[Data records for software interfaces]
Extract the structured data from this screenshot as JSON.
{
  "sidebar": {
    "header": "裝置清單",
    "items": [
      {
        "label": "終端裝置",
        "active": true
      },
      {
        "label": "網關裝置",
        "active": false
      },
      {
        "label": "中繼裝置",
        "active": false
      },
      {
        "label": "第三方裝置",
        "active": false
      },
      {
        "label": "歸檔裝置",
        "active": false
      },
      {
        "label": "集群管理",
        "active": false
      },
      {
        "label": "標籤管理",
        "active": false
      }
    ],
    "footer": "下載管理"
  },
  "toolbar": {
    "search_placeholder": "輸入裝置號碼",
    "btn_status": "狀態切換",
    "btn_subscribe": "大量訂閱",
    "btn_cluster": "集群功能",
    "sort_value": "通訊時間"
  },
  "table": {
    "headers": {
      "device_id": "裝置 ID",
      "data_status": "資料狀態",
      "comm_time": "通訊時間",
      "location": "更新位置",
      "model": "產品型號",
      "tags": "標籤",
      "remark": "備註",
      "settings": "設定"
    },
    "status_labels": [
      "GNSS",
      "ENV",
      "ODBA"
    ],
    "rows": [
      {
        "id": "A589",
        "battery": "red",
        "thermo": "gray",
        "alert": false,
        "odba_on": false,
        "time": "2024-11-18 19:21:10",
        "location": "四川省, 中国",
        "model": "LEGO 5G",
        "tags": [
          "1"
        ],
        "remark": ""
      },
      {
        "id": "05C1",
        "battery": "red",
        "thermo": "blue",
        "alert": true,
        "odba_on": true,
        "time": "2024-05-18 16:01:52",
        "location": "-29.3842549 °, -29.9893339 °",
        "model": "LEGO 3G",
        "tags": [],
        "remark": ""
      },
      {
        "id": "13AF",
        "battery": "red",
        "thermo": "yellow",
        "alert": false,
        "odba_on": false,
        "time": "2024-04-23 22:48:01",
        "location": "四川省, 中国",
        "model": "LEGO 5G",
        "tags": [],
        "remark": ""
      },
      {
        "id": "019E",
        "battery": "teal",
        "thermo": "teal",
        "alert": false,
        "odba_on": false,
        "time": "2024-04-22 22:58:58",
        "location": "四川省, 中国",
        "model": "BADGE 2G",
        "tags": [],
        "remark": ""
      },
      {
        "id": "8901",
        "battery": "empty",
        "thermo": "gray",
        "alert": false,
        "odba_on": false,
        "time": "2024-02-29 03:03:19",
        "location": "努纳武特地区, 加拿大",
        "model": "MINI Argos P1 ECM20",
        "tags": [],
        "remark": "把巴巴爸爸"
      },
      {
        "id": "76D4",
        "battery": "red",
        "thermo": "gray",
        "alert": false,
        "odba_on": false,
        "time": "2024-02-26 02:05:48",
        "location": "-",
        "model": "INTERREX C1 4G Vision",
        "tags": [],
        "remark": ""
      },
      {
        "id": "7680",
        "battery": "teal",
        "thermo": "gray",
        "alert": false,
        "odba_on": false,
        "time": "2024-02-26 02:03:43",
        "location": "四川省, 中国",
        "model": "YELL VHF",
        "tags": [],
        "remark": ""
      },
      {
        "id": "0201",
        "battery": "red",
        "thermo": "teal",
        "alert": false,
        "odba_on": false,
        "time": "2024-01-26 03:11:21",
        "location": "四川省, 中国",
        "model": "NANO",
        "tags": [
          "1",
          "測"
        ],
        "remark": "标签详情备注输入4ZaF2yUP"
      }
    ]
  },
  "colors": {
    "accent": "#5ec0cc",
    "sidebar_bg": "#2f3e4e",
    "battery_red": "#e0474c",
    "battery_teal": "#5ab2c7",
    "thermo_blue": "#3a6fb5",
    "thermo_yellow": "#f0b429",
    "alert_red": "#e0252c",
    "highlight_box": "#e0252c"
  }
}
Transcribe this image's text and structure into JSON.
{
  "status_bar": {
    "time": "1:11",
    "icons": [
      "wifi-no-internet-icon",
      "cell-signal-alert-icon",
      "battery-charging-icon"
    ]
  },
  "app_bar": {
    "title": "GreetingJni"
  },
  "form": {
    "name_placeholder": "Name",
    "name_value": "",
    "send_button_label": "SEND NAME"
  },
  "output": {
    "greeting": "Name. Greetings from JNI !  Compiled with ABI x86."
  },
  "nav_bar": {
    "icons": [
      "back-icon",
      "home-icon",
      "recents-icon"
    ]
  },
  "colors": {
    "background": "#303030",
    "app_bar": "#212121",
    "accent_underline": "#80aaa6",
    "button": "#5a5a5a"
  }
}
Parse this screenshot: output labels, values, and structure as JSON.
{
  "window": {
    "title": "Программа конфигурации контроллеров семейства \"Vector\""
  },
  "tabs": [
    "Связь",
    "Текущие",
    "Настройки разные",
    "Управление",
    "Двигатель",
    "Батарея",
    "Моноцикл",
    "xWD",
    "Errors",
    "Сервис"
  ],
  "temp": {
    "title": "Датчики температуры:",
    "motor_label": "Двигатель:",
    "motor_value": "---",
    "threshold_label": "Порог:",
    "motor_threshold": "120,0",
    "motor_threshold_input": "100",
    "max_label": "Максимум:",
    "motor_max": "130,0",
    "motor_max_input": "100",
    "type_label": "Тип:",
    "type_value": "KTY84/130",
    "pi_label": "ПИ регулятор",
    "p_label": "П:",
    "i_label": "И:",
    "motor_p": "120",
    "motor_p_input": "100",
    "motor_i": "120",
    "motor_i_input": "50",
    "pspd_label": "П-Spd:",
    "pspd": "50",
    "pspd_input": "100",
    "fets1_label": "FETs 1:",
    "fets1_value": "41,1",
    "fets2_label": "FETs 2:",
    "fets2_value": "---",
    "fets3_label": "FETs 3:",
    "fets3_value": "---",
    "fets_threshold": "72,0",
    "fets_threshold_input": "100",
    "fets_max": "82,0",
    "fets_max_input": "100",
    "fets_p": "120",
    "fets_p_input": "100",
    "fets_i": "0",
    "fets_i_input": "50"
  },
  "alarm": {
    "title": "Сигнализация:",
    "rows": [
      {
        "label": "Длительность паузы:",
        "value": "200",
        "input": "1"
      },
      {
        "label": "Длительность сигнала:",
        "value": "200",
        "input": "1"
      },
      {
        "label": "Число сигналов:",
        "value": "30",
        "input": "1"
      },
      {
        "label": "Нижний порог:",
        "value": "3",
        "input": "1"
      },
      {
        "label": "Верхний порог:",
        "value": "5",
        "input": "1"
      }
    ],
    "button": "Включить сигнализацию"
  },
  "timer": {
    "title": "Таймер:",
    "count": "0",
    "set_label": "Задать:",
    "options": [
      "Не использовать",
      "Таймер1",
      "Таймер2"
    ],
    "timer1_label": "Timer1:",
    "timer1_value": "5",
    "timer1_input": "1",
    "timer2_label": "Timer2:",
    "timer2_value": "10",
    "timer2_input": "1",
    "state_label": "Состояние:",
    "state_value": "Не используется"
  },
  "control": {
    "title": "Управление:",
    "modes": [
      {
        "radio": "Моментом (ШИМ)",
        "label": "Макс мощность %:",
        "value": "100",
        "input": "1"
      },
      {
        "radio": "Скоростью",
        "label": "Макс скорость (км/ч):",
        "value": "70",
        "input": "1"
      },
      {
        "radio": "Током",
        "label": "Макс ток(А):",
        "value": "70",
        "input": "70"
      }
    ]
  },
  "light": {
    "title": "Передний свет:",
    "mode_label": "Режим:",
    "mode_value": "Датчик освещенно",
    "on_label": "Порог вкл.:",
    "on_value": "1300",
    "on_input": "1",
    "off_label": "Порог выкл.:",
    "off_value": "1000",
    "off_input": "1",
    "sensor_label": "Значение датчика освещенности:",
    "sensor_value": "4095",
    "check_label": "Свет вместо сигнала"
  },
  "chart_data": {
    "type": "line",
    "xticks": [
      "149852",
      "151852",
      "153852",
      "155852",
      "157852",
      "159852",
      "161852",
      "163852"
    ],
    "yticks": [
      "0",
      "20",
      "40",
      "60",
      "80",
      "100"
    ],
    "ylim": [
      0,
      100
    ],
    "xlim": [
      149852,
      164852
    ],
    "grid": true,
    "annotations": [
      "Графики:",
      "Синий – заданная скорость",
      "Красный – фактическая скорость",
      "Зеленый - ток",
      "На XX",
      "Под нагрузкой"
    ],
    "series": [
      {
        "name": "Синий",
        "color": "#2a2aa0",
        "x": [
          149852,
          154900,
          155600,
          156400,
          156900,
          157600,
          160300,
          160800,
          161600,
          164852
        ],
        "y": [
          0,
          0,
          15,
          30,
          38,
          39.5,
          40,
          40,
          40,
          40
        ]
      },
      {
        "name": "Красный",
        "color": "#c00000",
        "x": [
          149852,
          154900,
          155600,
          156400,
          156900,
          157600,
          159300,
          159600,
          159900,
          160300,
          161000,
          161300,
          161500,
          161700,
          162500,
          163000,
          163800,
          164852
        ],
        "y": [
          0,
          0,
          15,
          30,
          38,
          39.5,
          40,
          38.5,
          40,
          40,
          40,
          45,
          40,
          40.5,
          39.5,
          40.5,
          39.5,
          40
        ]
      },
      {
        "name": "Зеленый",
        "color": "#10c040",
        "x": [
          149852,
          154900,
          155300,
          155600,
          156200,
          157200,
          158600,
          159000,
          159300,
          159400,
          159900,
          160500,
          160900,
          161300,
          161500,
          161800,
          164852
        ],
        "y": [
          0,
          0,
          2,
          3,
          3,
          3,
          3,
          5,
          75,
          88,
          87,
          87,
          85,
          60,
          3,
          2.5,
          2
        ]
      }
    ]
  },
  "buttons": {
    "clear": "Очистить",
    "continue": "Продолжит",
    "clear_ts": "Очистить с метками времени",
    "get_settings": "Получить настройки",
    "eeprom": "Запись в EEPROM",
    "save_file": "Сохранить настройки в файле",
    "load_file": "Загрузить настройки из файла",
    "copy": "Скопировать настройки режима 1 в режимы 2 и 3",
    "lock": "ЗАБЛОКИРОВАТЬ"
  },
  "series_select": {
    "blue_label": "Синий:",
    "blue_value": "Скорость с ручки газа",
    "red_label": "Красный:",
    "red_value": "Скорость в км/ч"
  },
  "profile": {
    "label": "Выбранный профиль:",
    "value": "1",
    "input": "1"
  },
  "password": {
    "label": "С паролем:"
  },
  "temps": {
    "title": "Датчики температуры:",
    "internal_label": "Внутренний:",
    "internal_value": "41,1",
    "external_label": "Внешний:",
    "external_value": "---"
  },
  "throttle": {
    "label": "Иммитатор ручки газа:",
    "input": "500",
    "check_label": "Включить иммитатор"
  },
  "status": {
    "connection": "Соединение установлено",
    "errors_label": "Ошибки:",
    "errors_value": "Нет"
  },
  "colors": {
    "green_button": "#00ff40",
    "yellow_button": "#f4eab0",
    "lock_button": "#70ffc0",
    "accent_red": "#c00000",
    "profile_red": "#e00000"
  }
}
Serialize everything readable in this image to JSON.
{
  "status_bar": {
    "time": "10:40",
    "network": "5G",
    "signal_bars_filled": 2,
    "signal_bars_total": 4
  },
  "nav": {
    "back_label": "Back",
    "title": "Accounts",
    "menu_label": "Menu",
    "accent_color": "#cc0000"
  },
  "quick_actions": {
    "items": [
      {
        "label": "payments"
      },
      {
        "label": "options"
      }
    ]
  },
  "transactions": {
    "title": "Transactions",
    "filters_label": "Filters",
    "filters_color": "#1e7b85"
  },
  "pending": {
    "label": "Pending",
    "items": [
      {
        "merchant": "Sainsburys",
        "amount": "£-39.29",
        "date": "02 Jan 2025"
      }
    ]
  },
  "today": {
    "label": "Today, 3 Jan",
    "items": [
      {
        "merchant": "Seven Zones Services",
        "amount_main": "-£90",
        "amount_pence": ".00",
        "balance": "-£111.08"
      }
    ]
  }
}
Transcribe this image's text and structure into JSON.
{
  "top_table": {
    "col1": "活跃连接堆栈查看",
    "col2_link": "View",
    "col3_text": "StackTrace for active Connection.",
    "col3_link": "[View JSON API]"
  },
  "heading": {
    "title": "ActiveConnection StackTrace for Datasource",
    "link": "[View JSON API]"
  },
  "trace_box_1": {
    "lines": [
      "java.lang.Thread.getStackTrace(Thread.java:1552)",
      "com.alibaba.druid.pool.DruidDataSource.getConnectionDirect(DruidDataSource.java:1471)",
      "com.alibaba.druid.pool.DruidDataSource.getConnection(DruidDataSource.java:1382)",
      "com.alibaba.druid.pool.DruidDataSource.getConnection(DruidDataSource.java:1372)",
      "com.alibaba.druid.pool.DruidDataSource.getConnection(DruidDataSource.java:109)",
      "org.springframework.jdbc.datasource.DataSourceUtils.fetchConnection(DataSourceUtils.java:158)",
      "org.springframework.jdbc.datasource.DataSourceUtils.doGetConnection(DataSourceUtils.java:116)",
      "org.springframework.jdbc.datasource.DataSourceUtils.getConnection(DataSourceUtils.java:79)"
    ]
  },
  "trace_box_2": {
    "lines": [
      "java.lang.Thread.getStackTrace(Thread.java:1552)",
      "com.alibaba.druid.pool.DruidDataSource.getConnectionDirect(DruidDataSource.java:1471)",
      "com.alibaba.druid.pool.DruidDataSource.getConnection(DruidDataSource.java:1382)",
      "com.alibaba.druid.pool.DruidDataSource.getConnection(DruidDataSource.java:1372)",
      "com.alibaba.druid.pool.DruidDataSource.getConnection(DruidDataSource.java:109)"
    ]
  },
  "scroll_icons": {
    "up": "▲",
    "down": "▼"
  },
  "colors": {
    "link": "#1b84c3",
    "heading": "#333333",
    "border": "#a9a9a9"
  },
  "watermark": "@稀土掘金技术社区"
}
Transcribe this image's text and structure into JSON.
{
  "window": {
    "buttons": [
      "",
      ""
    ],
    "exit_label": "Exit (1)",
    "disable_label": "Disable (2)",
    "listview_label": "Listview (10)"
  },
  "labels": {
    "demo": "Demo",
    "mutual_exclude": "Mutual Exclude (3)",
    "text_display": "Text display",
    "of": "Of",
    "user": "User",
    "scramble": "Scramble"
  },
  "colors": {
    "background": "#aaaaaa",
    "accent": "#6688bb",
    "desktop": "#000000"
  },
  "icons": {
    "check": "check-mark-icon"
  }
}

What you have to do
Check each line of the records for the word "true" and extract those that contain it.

Output of the task
        "active": true
        "alert": true,
        "odba_on": true,
    "grid": true,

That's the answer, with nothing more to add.